An interesting part of the Magix thesis is what insiders are doing. After the IPO in 2006 insiders owned 50% of the company, and that stake has slowly increased to 72.3% today. They increased the number of shares they own by a small amount, but the largest part of this increase is the result of Magix buying back stock. The company announced in July its intention to buy back another 10% of the outstanding shares, but in 20 weeks time they were able to acquire just 1% of the float on the open market. To speed up the process they launched a tender offer that was completed last month. The tender offer was at a minimal premium to the latest market price and they only managed to acquire another 449,537 shares (the tender offer was for 840,000 shares). The company used tender offers to buy back shares before in 2007, 2008 and 2009.
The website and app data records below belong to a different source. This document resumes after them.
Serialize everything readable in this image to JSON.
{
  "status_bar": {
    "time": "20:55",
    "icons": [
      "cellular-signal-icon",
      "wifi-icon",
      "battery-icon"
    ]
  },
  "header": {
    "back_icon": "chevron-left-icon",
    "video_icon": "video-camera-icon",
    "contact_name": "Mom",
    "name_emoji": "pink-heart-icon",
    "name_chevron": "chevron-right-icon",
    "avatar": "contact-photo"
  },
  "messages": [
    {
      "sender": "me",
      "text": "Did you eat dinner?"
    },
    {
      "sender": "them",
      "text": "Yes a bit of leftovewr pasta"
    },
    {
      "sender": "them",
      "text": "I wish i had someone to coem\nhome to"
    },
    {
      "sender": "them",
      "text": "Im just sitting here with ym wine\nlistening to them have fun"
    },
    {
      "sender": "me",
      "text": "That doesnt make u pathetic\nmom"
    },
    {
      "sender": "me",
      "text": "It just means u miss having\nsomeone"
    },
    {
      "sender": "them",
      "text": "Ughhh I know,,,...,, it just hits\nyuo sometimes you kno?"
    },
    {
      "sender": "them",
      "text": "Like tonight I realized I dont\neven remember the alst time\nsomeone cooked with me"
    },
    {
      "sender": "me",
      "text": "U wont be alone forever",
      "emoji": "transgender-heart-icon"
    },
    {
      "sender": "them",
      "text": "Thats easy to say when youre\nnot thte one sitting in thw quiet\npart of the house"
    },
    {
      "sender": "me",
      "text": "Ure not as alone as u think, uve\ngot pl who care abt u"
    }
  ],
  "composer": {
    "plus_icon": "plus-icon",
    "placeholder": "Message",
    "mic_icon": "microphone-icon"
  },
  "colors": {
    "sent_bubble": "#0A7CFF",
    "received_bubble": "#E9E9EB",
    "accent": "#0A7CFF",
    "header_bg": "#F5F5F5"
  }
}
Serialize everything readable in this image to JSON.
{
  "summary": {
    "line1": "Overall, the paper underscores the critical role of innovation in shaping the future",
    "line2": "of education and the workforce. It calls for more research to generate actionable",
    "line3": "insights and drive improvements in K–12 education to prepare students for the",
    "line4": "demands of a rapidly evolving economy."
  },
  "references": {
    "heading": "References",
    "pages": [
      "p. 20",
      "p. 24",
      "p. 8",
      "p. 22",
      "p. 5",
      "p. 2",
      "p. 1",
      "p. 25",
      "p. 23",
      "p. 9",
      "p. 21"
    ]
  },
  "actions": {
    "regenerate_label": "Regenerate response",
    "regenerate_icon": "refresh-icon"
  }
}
What’s of course a good question to ask is how the endgame is going to look like. It seems to me that management is trying to buy back their company, although they are not in any hurry. At some point in time I would expect that they will try to take it private again, and that could mean a nice premium for the remaining shareholders. It’s not a problem if this is not going to happen: buying back undervalued shares is already a great use of capital.
One thing that might be a concern in the long-term is what might happen if management is too successful in buying back shares. If their ownership stake reaches the 95% threshold it’s possible for them to squeeze-out the remaining minority shareholders. In a squeeze-out you have to go to court if you don’t agree with the amount of cash management is offering, so you will be in a vulnerable position. Details of the relevant German laws can be found here. Given the problems the company has to acquire a meaningful amount of shares at current prices I don’t think this is a big risk.
I’m not very enthusiastic about the business Magix is in, but you can’t deny that it is still producing a decent amount of money. The company generates roughly €3 million/year in FCF, and that is after significant investments in new software development. R&D spending has averaged around €13 million/year (approx €10 million is expensed while €3 million is capitalized). They need to keep investing in new software to stay relevant, but I think it also shows that the company could remain cash flow positive even if things would really deteriorate. It’s something to keep an eye on though.
How to value a software company with an – in my opinion – uncertain future is a good question. But to paraphrase Buffett (I think): “you don’t have to know a man’s exact weight to know he’s fat”. A business shouldn’t be valued at €11.5 million if it would be able to generate that amount in FCF in a single year if it would simply cut back on R&D spending. While I have been a bit negative in this write-up about the business they aren’t dead yet, and it’s totally possible they manage to keep their place in the market, or that they manage to reach new markets with the mufin product. I don’t think they deserve an EV/EBITDA ratio of 1.5x. If a 4x ratio would be more appropriate you are looking at a company with an intrinsic value of ~€47 million, implying an upside of 66%.
I don’t think Magix is a high quality business, but it’s cheap. With a large cash balance the downside should be somewhat protected, and what’s even better is that management has a long track record of returning cash to shareholders through special dividends and share repurchases. Usually when you buy a cash rich business you have to worry that management squanders the cash on some stupid acquisition, but I don’t think you have to do that in this case. What also helps is that management has a big stake in the business.
Author is long Magix